Harmful germs, often found on the hands, can prevent the body’s ability to absorb nutrients.
The World Health Organization (WHO) estimates that 50% of cases of child undernutrition are due to repeated diarrhea and intestinal infections caused by poor sanitation and hygiene conditions or lack of safe water.[i] Handwashing with soap is a critical determinant for achieving and maintaining good nutrition. This healthy behavior plays an important part in preventing micronutrient deficiencies, stunting, wasting, and deaths.
If disease-causing bacteria, viruses, or parasites on a person’s hands enter their mouth, they can travel down to the gut. There, they may damage the body’s ability to absorb and use nutrients from food. Germs may directly consume nutrients before the body can use them and damage the intestinal lining; this is referred to as environmental enteropathy.[ii] Environmental enteropathy includes flattening out parts of the intestines (villus blunting), which reduces places where nutrients can be absorbed into the body. Instead, nutrients pass through the gut and are lost through diarrhea without being absorbed.[iii] These pathogens can also irritate the gut, and can damage its barrier functions, making it easier for toxins to enter the body and cause chronic inflammation.

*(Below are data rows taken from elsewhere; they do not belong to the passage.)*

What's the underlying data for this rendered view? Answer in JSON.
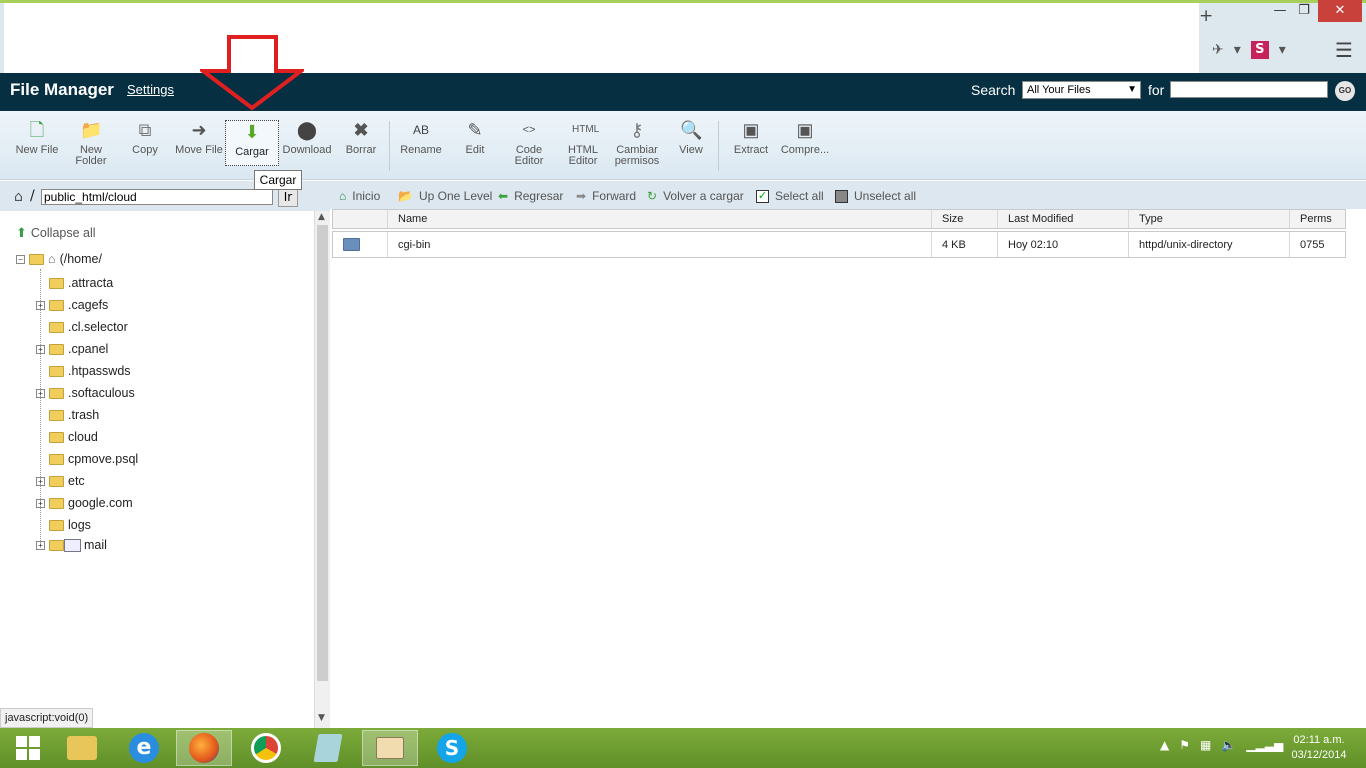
{
  "window": {
    "min_glyph": "—",
    "max_glyph": "❐",
    "close_glyph": "✕",
    "newtab_glyph": "+"
  },
  "header": {
    "title": "File Manager",
    "settings_label": "Settings",
    "search_label": "Search",
    "scope_value": "All Your Files",
    "for_label": "for",
    "go_label": "GO"
  },
  "toolbar": {
    "items": [
      {
        "label": "New File",
        "icon": "new-file-icon"
      },
      {
        "label": "New Folder",
        "icon": "new-folder-icon"
      },
      {
        "label": "Copy",
        "icon": "copy-icon"
      },
      {
        "label": "Move File",
        "icon": "move-file-icon"
      },
      {
        "label": "Cargar",
        "icon": "upload-icon"
      },
      {
        "label": "Download",
        "icon": "download-icon"
      },
      {
        "label": "Borrar",
        "icon": "delete-icon"
      },
      {
        "label": "Rename",
        "icon": "rename-icon"
      },
      {
        "label": "Edit",
        "icon": "edit-icon"
      },
      {
        "label": "Code Editor",
        "icon": "code-editor-icon"
      },
      {
        "label": "HTML Editor",
        "icon": "html-editor-icon"
      },
      {
        "label": "Cambiar permisos",
        "icon": "permissions-icon"
      },
      {
        "label": "View",
        "icon": "view-icon"
      },
      {
        "label": "Extract",
        "icon": "extract-icon"
      },
      {
        "label": "Compre...",
        "icon": "compress-icon"
      }
    ],
    "tooltip": "Cargar"
  },
  "path": {
    "value": "public_html/cloud",
    "go_label": "Ir",
    "slash": "/"
  },
  "nav": {
    "home": "Inicio",
    "up": "Up One Level",
    "back": "Regresar",
    "forward": "Forward",
    "reload": "Volver a cargar",
    "select_all": "Select all",
    "unselect_all": "Unselect all"
  },
  "tree": {
    "collapse_all": "Collapse all",
    "root": "(/home/",
    "items": [
      {
        "name": ".attracta",
        "expandable": false
      },
      {
        "name": ".cagefs",
        "expandable": true
      },
      {
        "name": ".cl.selector",
        "expandable": false
      },
      {
        "name": ".cpanel",
        "expandable": true
      },
      {
        "name": ".htpasswds",
        "expandable": false
      },
      {
        "name": ".softaculous",
        "expandable": true
      },
      {
        "name": ".trash",
        "expandable": false
      },
      {
        "name": "cloud",
        "expandable": false
      },
      {
        "name": "cpmove.psql",
        "expandable": false
      },
      {
        "name": "etc",
        "expandable": true
      },
      {
        "name": "google.com",
        "expandable": true
      },
      {
        "name": "logs",
        "expandable": false
      },
      {
        "name": "mail",
        "expandable": true
      }
    ]
  },
  "status_text": "javascript:void(0)",
  "table": {
    "headers": [
      "Name",
      "Size",
      "Last Modified",
      "Type",
      "Perms"
    ],
    "rows": [
      {
        "name": "cgi-bin",
        "size": "4 KB",
        "modified": "Hoy 02:10",
        "type": "httpd/unix-directory",
        "perms": "0755"
      }
    ]
  },
  "taskbar": {
    "apps": [
      "file-explorer-icon",
      "internet-explorer-icon",
      "firefox-icon",
      "chrome-icon",
      "notepad-icon",
      "remote-desktop-icon",
      "skype-icon"
    ],
    "time": "02:11 a.m.",
    "date": "03/12/2014"
  },
  "colors": {
    "header_bg": "#062f41",
    "taskbar_bg": "#6d9e30",
    "close_btn": "#c9413b",
    "annotation_arrow": "#e02020"
  }
}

This, in turn, can further damage the gut and use up nutrients in the process.[iv]
Stunting, or low height for age, is caused by long-term insufficient nutrient intake and frequent infections in early childhood, resulting in delayed motor development, impaired cognitive function, and reduced school performance. WHO estimates each year that undernutrition in all its forms accounts for 45% of all deaths of children under 5, and that 44 countries have a significant proportion (at least 30%) of children younger than 5 who are stunted.[v]

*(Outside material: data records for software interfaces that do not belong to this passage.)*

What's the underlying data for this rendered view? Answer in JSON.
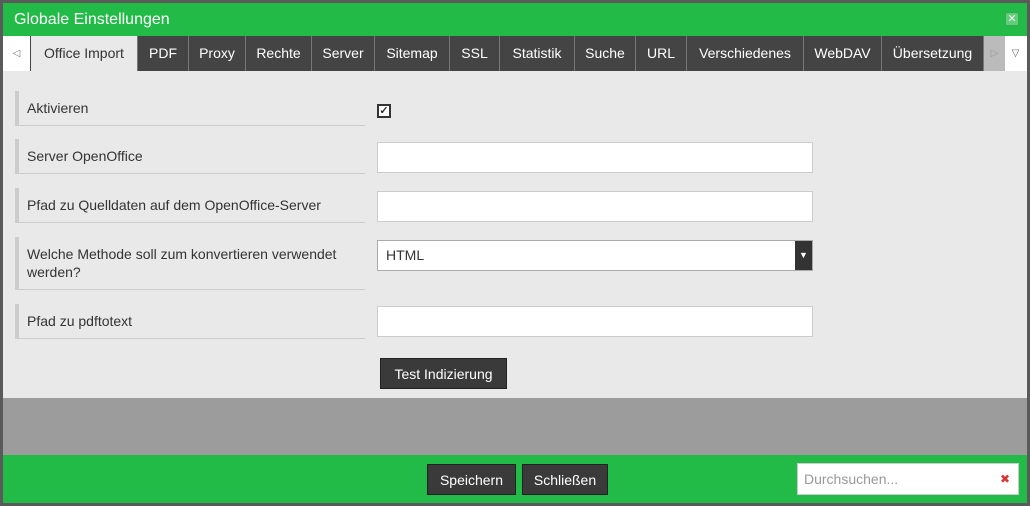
{
  "dialog": {
    "title": "Globale Einstellungen",
    "close_icon": "close-icon"
  },
  "tabs": [
    {
      "label": "Office Import",
      "active": true
    },
    {
      "label": "PDF"
    },
    {
      "label": "Proxy"
    },
    {
      "label": "Rechte"
    },
    {
      "label": "Server"
    },
    {
      "label": "Sitemap"
    },
    {
      "label": "SSL"
    },
    {
      "label": "Statistik"
    },
    {
      "label": "Suche"
    },
    {
      "label": "URL"
    },
    {
      "label": "Verschiedenes"
    },
    {
      "label": "WebDAV"
    },
    {
      "label": "Übersetzung"
    }
  ],
  "form": {
    "aktivieren": {
      "label": "Aktivieren",
      "checked": true
    },
    "server": {
      "label": "Server OpenOffice",
      "value": ""
    },
    "pfad": {
      "label": "Pfad zu Quelldaten auf dem OpenOffice-Server",
      "value": ""
    },
    "methode": {
      "label": "Welche Methode soll zum konvertieren verwendet werden?",
      "value": "HTML"
    },
    "pdftotext": {
      "label": "Pfad zu pdftotext",
      "value": ""
    },
    "test_button": "Test Indizierung"
  },
  "footer": {
    "save": "Speichern",
    "close": "Schließen",
    "search_placeholder": "Durchsuchen..."
  },
  "colors": {
    "header": "#22bb47",
    "tab": "#444444"
  }
}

Similarly, wasting (or low weight-for-height) is caused by acute insufficient nutrient intake and/or disease, and is a strong predictor of mortality among children under the age of 5. WHO also estimates that, as of 2014, 50 million children were wasted or are too thin for their height.[vi]
Handwashing breaks the vicious cycle of diarrhea and undernutrition.
Children are susceptible to infection by bacteria and viruses, found in fecal matter, that cause diarrhea. When children get diarrhea, they often eat less food, and have a reduced ability to absorb and benefit from nutrients in the food they do eat. As a result, this can contribute to undernutrition. When children are undernourished, they become far more susceptible to developing diarrhea when they come into contact with the bacteria and viruses in fecal matter. And so, the cycle repeats itself.
Good handwashing with soap can prevent nearly half of all cases of childhood diarrhea. It is also estimated that drinking clean water and handwashing with soap can prevent the loss of nutrients through diarrhea and reduce stunting by up to 15% in children under the age of 5, giving them a better chance of maintaining good nutrition and growing up to thrive.[vii][viii]
Given the important role of handwashing in nutrition, the Global Handwashing Partnership co-founded the Clean, Fed & Nurtured Community of Practice, which works to explore and promote the integration of WASH, nutrition, and early childhood development in the 0-3 age range. The GHP also provides a number of resources relating to the integration of nutrition and handwashing in our resources section.
[ii] Sharp TM, Estes MK. An Inside Job: subversion of the host secretory pathway by intestinal pathogens. Curr Opin Infect Dis, 2010; 23: 464-69.
[iii] Fenn B, et al. An evaluation of an operations research project to reduce childhood stunting in a food-insecure area in Ethiopia. Public Health Nutrition, 2012; 15(9), 1746-54.
[iv] Dangour AD, et al. Interventions to improve water quality and supply, sanitation and hygiene practices, and their effects on the nutritional status of children. The Cochrane Library, 2013.
[v] WHO, UNICEF, USAID (2015). Improving Nutrition Outcomes with Better Water, Sanitation and Hygiene: Practical solutions for policies and programs.
[vii] Solomons NW. Pathways to the impairment of human nutritional status by gastrointestinal pathogens. Parasitology, 1993; 107: S19-35.
[viii] UNICEF (2013). Improving Child Nutrition: The achievable imperative for global progress.